- **WHAT YOU HAVE TO DO**
Your answer should be one number: how many lines below have the word "emoji".

Recorded data
============

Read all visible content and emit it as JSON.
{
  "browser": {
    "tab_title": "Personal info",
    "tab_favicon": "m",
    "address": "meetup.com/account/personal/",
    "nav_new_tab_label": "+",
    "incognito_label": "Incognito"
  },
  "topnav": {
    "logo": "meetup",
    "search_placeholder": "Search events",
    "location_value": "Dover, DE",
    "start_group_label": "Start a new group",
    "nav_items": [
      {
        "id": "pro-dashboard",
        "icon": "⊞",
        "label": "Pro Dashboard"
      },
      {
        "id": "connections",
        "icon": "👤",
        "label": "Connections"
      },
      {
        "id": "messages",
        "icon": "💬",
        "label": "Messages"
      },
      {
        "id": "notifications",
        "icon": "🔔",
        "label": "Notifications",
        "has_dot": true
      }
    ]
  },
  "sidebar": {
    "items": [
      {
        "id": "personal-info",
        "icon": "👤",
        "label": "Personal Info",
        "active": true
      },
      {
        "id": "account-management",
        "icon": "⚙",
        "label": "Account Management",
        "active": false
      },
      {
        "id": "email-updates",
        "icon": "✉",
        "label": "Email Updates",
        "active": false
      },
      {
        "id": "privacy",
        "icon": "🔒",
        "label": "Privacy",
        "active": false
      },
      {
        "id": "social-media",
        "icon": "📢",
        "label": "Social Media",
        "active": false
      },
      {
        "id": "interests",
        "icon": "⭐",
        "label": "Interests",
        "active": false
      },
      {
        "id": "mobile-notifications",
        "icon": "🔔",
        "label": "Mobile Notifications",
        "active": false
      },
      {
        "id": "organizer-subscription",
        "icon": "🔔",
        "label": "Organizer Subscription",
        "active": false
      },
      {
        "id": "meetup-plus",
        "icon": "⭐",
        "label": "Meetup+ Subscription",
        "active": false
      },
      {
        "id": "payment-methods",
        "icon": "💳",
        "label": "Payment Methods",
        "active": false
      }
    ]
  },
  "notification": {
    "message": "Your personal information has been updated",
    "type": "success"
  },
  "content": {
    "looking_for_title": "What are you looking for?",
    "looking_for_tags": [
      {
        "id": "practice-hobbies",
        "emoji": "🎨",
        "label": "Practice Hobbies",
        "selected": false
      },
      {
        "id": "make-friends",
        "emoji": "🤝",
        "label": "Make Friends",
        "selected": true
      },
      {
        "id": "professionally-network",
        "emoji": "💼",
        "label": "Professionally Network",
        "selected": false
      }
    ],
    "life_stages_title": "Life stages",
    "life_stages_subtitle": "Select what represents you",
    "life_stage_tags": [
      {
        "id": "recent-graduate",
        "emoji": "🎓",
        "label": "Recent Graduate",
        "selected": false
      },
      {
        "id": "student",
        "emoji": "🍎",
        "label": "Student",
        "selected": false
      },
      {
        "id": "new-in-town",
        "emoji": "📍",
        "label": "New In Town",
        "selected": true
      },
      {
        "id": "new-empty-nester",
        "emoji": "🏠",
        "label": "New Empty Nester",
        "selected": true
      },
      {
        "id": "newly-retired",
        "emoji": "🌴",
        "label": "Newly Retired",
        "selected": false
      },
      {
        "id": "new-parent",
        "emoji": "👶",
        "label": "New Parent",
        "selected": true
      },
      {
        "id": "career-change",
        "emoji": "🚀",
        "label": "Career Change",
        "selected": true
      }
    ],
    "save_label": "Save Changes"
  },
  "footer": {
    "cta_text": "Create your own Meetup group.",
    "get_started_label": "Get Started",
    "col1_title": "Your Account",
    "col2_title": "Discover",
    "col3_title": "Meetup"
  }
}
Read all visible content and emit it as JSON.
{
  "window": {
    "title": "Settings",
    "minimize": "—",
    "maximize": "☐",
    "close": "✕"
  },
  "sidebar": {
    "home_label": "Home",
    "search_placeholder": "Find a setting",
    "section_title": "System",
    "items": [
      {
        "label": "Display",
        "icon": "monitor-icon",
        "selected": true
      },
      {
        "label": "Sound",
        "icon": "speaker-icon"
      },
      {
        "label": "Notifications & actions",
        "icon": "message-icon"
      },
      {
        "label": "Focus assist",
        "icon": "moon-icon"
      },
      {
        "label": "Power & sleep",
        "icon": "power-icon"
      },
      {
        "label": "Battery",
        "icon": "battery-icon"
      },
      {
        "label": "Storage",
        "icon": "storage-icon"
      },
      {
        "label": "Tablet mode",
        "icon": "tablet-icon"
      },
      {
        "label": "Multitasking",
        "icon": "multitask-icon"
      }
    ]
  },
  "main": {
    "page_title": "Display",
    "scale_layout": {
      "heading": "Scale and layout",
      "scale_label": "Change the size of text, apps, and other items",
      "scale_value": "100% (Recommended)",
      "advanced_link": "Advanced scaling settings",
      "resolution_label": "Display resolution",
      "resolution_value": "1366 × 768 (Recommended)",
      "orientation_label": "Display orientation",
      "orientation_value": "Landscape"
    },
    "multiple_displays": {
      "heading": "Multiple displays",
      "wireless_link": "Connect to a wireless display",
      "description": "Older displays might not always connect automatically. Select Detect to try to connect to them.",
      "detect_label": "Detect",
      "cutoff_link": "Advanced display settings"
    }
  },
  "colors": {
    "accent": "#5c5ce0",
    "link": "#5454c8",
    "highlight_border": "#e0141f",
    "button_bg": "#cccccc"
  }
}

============

- **REPLY TO THE TASK**
10